The expected output is every entry, repeated word for word.

[Dataset rows for apps and sites]
◇ ◇ ◇ ◇
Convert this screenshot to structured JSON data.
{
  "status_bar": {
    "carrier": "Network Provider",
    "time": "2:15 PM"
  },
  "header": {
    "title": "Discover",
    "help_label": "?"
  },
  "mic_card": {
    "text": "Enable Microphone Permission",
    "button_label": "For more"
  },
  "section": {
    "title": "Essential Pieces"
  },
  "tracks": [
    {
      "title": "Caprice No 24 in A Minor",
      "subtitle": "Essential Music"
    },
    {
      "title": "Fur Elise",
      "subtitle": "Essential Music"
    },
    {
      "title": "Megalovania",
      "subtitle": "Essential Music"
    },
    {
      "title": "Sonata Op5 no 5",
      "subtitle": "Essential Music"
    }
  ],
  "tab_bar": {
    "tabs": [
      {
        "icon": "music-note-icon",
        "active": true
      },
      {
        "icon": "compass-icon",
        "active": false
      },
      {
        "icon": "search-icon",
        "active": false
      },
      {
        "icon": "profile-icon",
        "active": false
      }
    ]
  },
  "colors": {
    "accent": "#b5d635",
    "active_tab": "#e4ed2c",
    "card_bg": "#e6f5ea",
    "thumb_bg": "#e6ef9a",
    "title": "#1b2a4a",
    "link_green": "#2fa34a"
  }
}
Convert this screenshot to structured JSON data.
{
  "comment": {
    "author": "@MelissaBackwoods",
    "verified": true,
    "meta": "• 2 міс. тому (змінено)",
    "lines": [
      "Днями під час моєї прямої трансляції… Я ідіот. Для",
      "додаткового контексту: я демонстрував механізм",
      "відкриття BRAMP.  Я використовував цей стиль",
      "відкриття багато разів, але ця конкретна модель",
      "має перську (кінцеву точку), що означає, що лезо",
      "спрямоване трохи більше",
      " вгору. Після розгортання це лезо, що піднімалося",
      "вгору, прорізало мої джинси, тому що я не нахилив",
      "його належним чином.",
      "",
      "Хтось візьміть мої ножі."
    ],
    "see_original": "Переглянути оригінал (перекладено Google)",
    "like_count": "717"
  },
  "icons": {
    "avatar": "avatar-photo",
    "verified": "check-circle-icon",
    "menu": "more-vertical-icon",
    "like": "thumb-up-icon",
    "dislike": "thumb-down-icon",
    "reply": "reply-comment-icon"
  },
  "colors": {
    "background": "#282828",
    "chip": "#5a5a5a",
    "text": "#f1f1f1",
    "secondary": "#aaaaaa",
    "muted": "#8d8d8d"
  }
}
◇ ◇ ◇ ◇
Task output |
Convert this screenshot to structured JSON data.
{
  "status_bar": {
    "carrier": "Network Provider",
    "time": "2:15 PM"
  },
  "header": {
    "title": "Discover",
    "help_label": "?"
  },
  "mic_card": {
    "text": "Enable Microphone Permission",
    "button_label": "For more"
  },
  "section": {
    "title": "Essential Pieces"
  },
  "tracks": [
    {
      "title": "Caprice No 24 in A Minor",
      "subtitle": "Essential Music"
    },
    {
      "title": "Fur Elise",
      "subtitle": "Essential Music"
    },
    {
      "title": "Megalovania",
      "subtitle": "Essential Music"
    },
    {
      "title": "Sonata Op5 no 5",
      "subtitle": "Essential Music"
    }
  ],
  "tab_bar": {
    "tabs": [
      {
        "icon": "music-note-icon",
        "active": true
      },
      {
        "icon": "compass-icon",
        "active": false
      },
      {
        "icon": "search-icon",
        "active": false
      },
      {
        "icon": "profile-icon",
        "active": false
      }
    ]
  },
  "colors": {
    "accent": "#b5d635",
    "active_tab": "#e4ed2c",
    "card_bg": "#e6f5ea",
    "thumb_bg": "#e6ef9a",
    "title": "#1b2a4a",
    "link_green": "#2fa34a"
  }
}
Convert this screenshot to structured JSON data.
{
  "comment": {
    "author": "@MelissaBackwoods",
    "verified": true,
    "meta": "• 2 міс. тому (змінено)",
    "lines": [
      "Днями під час моєї прямої трансляції… Я ідіот. Для",
      "додаткового контексту: я демонстрував механізм",
      "відкриття BRAMP.  Я використовував цей стиль",
      "відкриття багато разів, але ця конкретна модель",
      "має перську (кінцеву точку), що означає, що лезо",
      "спрямоване трохи більше",
      " вгору. Після розгортання це лезо, що піднімалося",
      "вгору, прорізало мої джинси, тому що я не нахилив",
      "його належним чином.",
      "",
      "Хтось візьміть мої ножі."
    ],
    "see_original": "Переглянути оригінал (перекладено Google)",
    "like_count": "717"
  },
  "icons": {
    "avatar": "avatar-photo",
    "verified": "check-circle-icon",
    "menu": "more-vertical-icon",
    "like": "thumb-up-icon",
    "dislike": "thumb-down-icon",
    "reply": "reply-comment-icon"
  },
  "colors": {
    "background": "#282828",
    "chip": "#5a5a5a",
    "text": "#f1f1f1",
    "secondary": "#aaaaaa",
    "muted": "#8d8d8d"
  }
}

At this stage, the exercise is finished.